The September launch of an Israeli spy satellite from India, which now faces months of postponements, was canceled due to “last-minute” pressure by the United States, the Indian press reported Monday.
The TecSar satellite – developed and manufactured by Israel Aerospace Industries (IAI) – initially was supposed to be launched in September, on the heels of the June launch of the Ofek 7 spy satellite. It is the first Israeli satellite with Synthetic Aperture Radar (SAR) capabilities, a technology that allows the camera to take pictures of targets in all weather conditions.
[..] In an article published in Monday’s Daily News and Analysis, the Indian paper quoted sources who said US government pressure was responsible for calling off the launch of the satellite, which already had been mounted on the space-bound missile launcher.
The paper hinted that the reason for the American pressure was to prevent India from obtaining powerful military platforms. Earlier this year, the paper said, the US curtailed Indian plans to develop missiles with a 5,000-kilometer range and advised it to only manufacture missiles with a range of 800 km.
Should it occur, it would be the first time Israel launches a satellite aboard an Indian missile.

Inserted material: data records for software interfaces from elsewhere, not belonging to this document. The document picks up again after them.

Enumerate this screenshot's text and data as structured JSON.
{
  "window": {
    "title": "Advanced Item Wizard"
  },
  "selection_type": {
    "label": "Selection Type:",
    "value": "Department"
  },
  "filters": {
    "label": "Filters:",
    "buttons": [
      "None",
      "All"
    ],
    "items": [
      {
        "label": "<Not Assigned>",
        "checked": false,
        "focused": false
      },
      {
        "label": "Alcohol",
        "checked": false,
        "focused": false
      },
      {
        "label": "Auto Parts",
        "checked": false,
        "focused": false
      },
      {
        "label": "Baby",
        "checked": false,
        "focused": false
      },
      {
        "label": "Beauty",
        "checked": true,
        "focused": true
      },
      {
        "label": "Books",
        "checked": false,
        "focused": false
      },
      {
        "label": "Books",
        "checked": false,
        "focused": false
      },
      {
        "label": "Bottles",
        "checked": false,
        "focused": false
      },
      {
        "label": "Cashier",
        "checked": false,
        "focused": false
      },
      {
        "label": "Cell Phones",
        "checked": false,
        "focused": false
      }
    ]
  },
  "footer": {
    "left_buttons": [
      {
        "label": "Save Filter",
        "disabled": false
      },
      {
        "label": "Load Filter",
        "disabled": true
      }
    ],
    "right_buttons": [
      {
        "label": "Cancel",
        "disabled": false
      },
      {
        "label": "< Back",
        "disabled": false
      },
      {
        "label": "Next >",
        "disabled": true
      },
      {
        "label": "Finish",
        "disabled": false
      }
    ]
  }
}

The decision to launch the missile from India was reached three years ago during a visit there by then-Defense Ministry director-general Amos Yaron. It is part of growing Indian-Israeli cooperation, which is scheduled to eventually lead to the launching of two more satellites.
Once in space, officials said, the TecSar would be by far the most advanced Israeli satellite. In addition to the Ofek 7, Eros B and the Amos 1 and 2 (both communication satellites), Israel operates the Ofek 5 spy satellite, successfully launched in May 2002. IAI plans to launch the Amos 3 in the coming months.
The Defense Ministry refused to comment on the report, but expressed confidence the satellite would be launched in the near future.